Dealing With Emergencies - CPR
CPR (cardiopulmonary resuscitation) is pushing down on a person's chest and breathing into his or her mouth. It is
used in emergencies when someone's heart stops beating, or when he or she is not breathing
normally (may be gasping for breath) or is
not breathing at all.
CPR works to move blood to the person's brain to help prevent brain
damage. CPR can help keep someone alive until a health professional arrives.
CPR Ready Reference has the basic steps for CPR. Use it for quick
information on hand placement for chest compression,
compression rates, compression depth, and ratio of compressions to
The American Heart
Association recommends these guidelines for
Step 1. Check to see if the person is conscious.
Tap or gently shake the person and shout, "Are you okay?" But do not shake someone who might have a neck or back injury.
That could make it worse.
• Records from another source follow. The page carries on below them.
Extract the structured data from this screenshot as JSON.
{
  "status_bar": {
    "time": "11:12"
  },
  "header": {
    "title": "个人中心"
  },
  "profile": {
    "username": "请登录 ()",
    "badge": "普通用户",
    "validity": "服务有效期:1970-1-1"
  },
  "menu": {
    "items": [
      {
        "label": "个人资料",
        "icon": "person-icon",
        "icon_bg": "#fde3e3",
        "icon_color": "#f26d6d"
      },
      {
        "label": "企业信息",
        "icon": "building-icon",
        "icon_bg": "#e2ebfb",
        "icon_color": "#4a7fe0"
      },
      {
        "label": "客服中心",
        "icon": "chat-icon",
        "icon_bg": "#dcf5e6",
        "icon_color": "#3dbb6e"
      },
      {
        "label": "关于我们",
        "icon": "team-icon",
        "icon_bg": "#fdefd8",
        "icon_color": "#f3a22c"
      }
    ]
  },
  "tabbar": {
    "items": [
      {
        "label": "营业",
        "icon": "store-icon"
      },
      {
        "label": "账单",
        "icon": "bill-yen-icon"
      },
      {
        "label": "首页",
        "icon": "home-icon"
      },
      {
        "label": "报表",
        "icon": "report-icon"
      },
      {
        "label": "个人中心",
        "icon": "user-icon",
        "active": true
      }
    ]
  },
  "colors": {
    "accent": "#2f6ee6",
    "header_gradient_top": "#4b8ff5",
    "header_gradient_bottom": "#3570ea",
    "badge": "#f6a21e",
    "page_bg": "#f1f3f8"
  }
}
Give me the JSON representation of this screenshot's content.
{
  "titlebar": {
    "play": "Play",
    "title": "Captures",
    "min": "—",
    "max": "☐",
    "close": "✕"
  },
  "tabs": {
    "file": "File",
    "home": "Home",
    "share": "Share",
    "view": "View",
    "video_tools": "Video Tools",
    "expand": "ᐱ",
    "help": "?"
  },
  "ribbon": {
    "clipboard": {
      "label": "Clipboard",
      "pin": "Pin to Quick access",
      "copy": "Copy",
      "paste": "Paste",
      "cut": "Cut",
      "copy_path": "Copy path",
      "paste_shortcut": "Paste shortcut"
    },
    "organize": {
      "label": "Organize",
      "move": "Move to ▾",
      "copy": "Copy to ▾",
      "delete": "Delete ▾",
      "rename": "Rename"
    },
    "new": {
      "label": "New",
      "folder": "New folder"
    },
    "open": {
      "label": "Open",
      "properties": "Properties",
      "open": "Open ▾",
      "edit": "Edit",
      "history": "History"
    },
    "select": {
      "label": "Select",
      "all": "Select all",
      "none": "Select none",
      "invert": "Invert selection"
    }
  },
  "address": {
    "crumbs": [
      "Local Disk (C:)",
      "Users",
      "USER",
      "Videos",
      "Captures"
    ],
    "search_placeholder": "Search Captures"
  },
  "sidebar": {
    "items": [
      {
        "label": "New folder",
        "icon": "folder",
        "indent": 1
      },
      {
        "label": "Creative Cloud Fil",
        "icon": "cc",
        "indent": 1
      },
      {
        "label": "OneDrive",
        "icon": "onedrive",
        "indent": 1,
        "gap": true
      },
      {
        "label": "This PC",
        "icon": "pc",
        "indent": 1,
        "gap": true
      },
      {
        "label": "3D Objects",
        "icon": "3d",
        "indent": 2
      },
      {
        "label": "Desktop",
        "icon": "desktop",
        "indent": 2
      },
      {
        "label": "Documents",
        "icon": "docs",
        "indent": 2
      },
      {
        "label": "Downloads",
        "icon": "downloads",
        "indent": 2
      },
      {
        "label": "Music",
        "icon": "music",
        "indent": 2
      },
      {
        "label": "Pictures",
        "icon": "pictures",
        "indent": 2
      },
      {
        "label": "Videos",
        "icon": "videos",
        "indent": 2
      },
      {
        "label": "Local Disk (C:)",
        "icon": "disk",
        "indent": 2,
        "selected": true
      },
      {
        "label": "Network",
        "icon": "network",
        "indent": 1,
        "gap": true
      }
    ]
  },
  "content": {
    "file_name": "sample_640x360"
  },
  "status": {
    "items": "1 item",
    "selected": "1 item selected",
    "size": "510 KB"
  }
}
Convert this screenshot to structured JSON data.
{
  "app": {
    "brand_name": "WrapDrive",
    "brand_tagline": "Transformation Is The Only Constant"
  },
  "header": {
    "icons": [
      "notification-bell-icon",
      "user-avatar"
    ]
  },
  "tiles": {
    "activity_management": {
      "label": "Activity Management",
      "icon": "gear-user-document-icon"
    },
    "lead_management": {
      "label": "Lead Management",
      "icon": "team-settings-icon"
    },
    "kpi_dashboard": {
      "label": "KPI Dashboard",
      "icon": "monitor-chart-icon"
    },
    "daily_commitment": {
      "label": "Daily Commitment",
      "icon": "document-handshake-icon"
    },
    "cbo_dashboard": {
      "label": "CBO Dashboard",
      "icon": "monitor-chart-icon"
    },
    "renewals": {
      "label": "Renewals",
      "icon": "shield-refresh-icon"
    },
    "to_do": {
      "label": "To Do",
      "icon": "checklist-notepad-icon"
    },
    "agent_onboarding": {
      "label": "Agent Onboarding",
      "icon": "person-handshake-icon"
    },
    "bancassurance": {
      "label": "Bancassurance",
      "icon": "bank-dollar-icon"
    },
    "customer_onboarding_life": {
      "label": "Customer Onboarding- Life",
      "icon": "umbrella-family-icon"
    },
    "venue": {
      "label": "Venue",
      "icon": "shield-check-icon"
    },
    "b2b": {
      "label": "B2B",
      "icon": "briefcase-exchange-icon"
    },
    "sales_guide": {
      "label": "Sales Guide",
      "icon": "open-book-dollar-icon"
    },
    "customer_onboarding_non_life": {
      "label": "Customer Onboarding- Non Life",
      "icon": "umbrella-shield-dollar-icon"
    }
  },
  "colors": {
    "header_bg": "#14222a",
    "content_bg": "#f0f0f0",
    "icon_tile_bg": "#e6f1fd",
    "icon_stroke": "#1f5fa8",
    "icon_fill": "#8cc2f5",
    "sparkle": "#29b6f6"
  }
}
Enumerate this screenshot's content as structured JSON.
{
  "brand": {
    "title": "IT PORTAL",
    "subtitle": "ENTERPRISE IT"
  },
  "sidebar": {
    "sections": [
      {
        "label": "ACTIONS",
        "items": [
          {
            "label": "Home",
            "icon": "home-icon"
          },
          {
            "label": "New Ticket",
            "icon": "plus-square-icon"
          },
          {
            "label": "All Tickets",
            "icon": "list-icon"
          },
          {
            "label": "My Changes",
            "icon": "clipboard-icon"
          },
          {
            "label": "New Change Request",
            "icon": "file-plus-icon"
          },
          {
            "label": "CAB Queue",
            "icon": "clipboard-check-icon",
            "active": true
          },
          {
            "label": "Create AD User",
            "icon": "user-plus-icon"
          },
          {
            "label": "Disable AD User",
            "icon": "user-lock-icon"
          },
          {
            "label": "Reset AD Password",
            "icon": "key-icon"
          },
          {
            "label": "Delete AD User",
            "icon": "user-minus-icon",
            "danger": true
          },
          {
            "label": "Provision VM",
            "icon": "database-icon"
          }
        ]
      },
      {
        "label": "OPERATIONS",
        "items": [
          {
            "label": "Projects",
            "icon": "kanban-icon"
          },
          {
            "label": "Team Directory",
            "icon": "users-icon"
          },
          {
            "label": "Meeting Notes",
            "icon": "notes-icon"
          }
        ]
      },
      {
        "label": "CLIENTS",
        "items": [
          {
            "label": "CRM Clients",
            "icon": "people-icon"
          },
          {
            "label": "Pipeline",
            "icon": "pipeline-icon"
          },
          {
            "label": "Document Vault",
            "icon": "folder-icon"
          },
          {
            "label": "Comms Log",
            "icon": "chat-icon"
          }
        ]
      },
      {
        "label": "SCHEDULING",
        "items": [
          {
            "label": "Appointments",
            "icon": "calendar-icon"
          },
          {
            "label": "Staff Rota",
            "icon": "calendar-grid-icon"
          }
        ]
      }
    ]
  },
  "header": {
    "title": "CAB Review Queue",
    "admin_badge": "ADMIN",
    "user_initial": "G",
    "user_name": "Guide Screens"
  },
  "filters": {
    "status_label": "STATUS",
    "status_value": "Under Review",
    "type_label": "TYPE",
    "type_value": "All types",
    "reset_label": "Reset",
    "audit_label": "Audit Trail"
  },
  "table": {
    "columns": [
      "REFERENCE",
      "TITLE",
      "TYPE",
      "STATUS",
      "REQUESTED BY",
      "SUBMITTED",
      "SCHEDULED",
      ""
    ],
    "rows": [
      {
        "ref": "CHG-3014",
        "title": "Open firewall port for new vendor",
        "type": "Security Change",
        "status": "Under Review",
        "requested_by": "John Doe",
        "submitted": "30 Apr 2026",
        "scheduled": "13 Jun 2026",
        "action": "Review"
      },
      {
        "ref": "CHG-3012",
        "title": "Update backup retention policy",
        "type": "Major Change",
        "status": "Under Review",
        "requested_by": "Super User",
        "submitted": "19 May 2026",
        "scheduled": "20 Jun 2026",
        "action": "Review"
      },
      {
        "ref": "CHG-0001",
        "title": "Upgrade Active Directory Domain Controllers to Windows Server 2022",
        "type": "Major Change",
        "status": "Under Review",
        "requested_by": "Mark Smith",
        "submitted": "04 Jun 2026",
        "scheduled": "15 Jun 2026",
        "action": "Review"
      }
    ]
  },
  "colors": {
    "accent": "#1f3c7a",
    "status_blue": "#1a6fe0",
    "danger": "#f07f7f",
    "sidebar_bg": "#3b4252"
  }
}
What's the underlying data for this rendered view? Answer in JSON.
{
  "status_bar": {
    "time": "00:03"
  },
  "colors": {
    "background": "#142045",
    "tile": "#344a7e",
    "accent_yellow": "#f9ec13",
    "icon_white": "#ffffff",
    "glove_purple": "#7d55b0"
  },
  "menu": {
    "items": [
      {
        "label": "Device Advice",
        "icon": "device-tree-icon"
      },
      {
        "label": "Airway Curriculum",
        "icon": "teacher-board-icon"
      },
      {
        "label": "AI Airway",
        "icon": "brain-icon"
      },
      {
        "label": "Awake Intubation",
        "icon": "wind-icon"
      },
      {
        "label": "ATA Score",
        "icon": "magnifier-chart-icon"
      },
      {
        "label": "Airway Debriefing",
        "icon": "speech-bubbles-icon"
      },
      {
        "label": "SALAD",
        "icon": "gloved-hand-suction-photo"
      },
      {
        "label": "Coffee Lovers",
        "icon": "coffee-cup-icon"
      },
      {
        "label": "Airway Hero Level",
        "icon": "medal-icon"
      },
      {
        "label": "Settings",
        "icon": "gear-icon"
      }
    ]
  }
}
If the person does not respond, follow
Adults and older children who have reached puberty
- For an adult or an older child who has
puberty (body hair or breast development),
call 911 or other
emergency services and then get an AED if there is one nearby. Then start CPR.
Babies and young children until the age of puberty
- For a baby or young child who has not
reached puberty, start CPR. Do CPR for 2 minutes. Then call 911 or other emergency services and get an AED if there is one nearby.
Note: If there
is another person with you, one person should call 911 while the other starts CPR.
Step 2: Start chest compressions.
For an adult or an older child who has reached puberty
- Move or remove all clothing covering the
chest. You need to be able to see the chest move.
- Kneel next to the
person. Use your fingers to locate the end of the breastbone, where the ribs
come together. Place two fingers at the tip of the breastbone.
- Place the heel of the other hand just
above your fingers (on the side closest to
the person’s face).
- Use both hands to give compressions. Stack your other hand on
top of the one that you just put in position. Lace the fingers of both hands
together, and raise your fingers so they do not touch the chest.
Positioning your arms and body for
doing chest compressions:
- Straighten your arms, lock your elbows, and
center your shoulders directly over your hands.
- Press down in a
steady rhythm, using your body weight. The force from each thrust should go
straight down onto the breastbone, pressing it down
at least 2 in. (5 cm). Be sure to let the chest re-expand at the end of each
- If you are not trained in CPR,
give at least 100 chest compressions a minute.
Push hard and push "fast." (Fast
means to push between 1 and 2 times
a second.) If you are trained in
CPR, see Step 3: Start rescue breaths.
- Keep giving at least 100 chest compressions a
minute until help arrives or the person
is breathing normally.